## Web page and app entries

============================================================

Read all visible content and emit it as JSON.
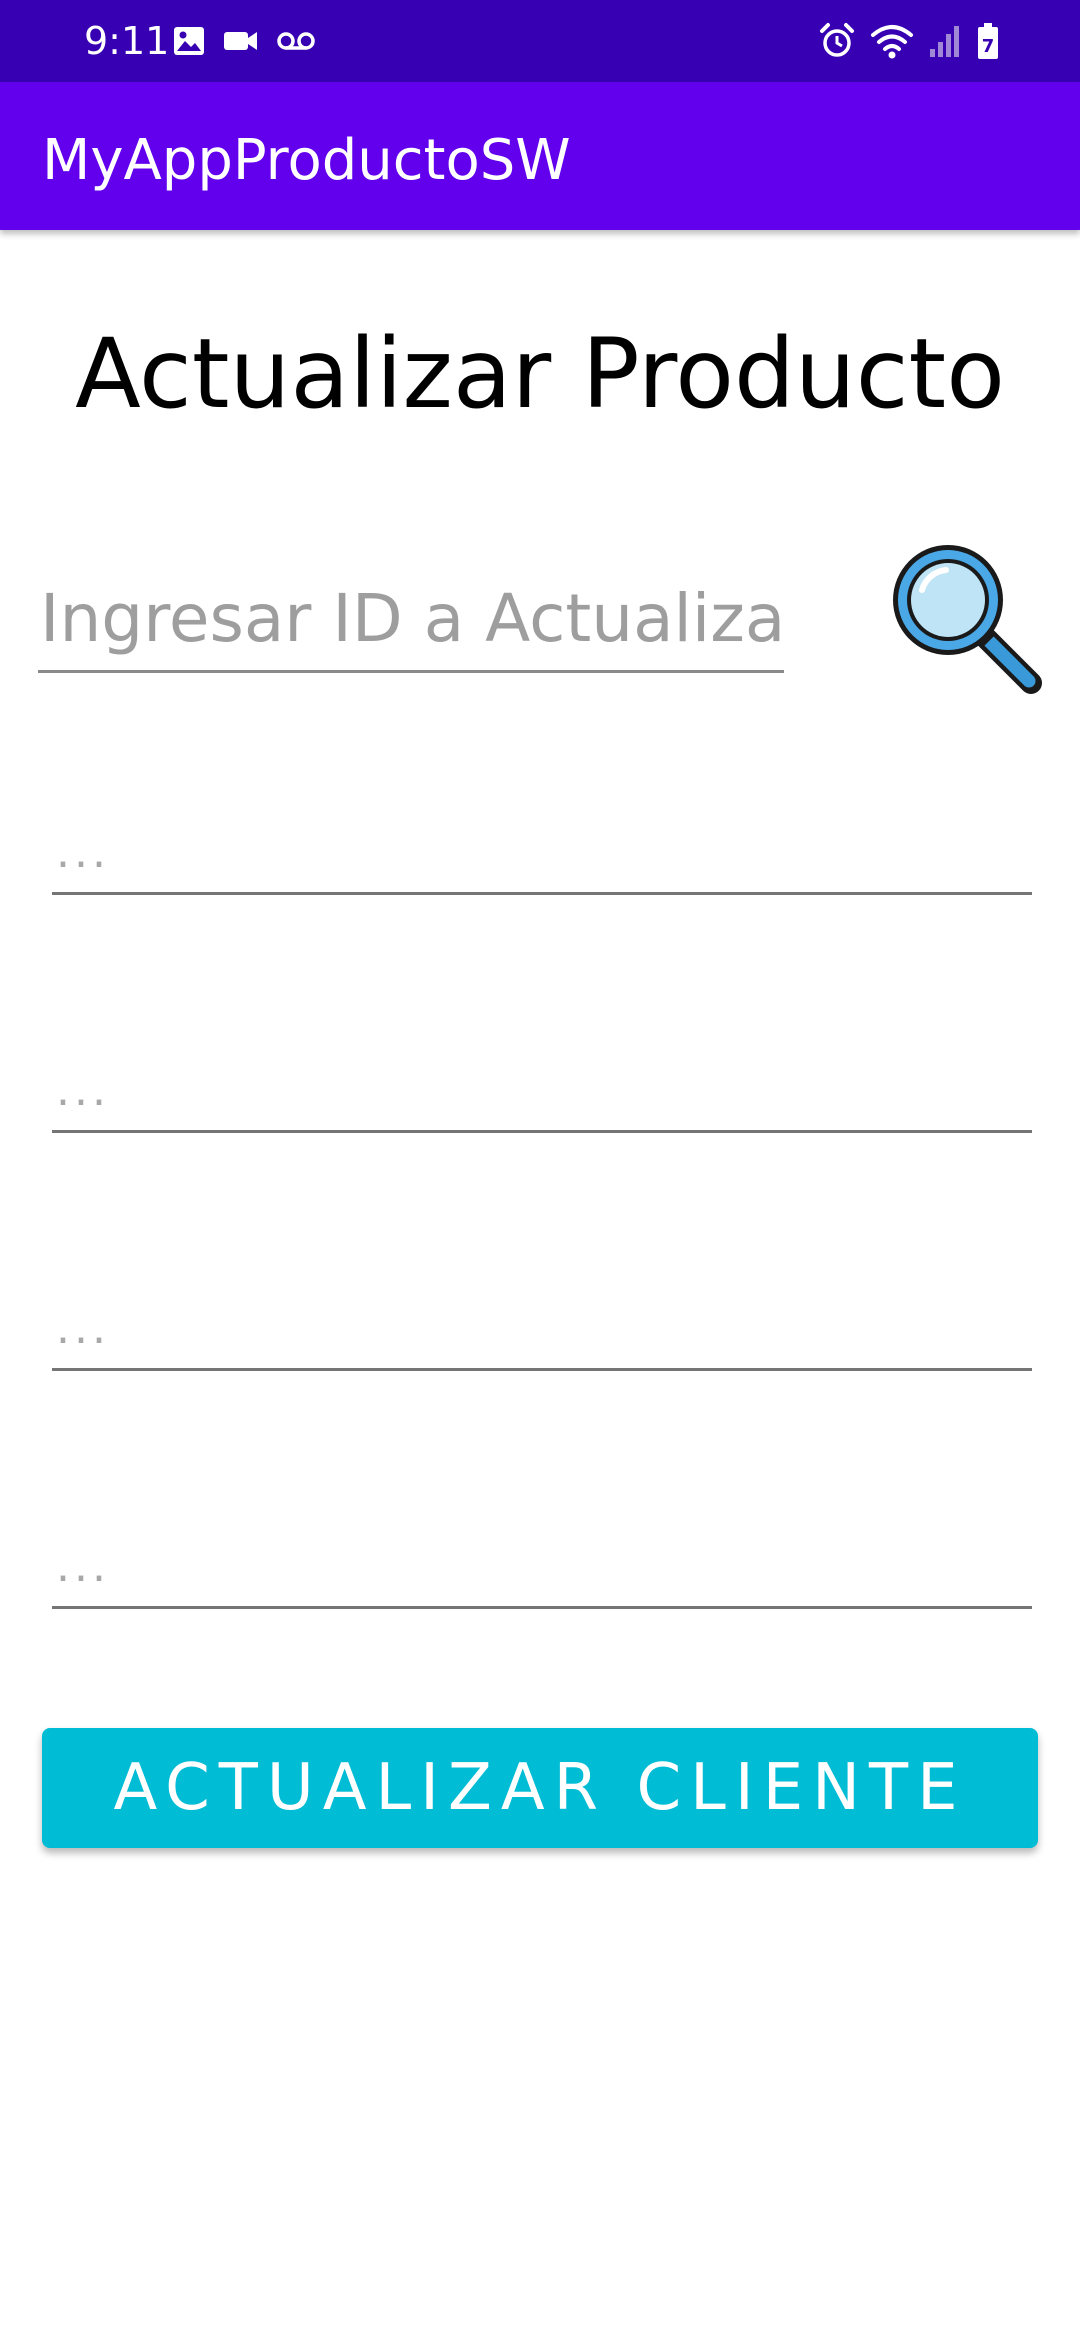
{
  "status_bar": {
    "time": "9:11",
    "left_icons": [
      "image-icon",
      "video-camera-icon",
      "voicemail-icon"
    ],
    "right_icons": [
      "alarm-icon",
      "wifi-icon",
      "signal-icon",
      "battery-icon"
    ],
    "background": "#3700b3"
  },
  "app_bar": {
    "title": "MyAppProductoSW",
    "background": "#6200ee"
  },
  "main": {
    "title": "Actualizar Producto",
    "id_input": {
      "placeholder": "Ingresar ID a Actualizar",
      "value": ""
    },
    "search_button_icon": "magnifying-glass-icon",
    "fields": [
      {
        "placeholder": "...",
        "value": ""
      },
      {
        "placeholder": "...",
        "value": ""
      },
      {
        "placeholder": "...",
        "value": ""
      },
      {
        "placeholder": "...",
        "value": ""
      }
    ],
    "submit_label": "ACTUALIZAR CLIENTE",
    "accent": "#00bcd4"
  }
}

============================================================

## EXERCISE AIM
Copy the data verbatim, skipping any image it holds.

## WRITTEN RESPONSE
Read all visible content and emit it as JSON.
{
  "status_bar": {
    "time": "9:11",
    "left_icons": [
      "image-icon",
      "video-camera-icon",
      "voicemail-icon"
    ],
    "right_icons": [
      "alarm-icon",
      "wifi-icon",
      "signal-icon",
      "battery-icon"
    ],
    "background": "#3700b3"
  },
  "app_bar": {
    "title": "MyAppProductoSW",
    "background": "#6200ee"
  },
  "main": {
    "title": "Actualizar Producto",
    "id_input": {
      "placeholder": "Ingresar ID a Actualizar",
      "value": ""
    },
    "search_button_icon": "magnifying-glass-icon",
    "fields": [
      {
        "placeholder": "...",
        "value": ""
      },
      {
        "placeholder": "...",
        "value": ""
      },
      {
        "placeholder": "...",
        "value": ""
      },
      {
        "placeholder": "...",
        "value": ""
      }
    ],
    "submit_label": "ACTUALIZAR CLIENTE",
    "accent": "#00bcd4"
  }
}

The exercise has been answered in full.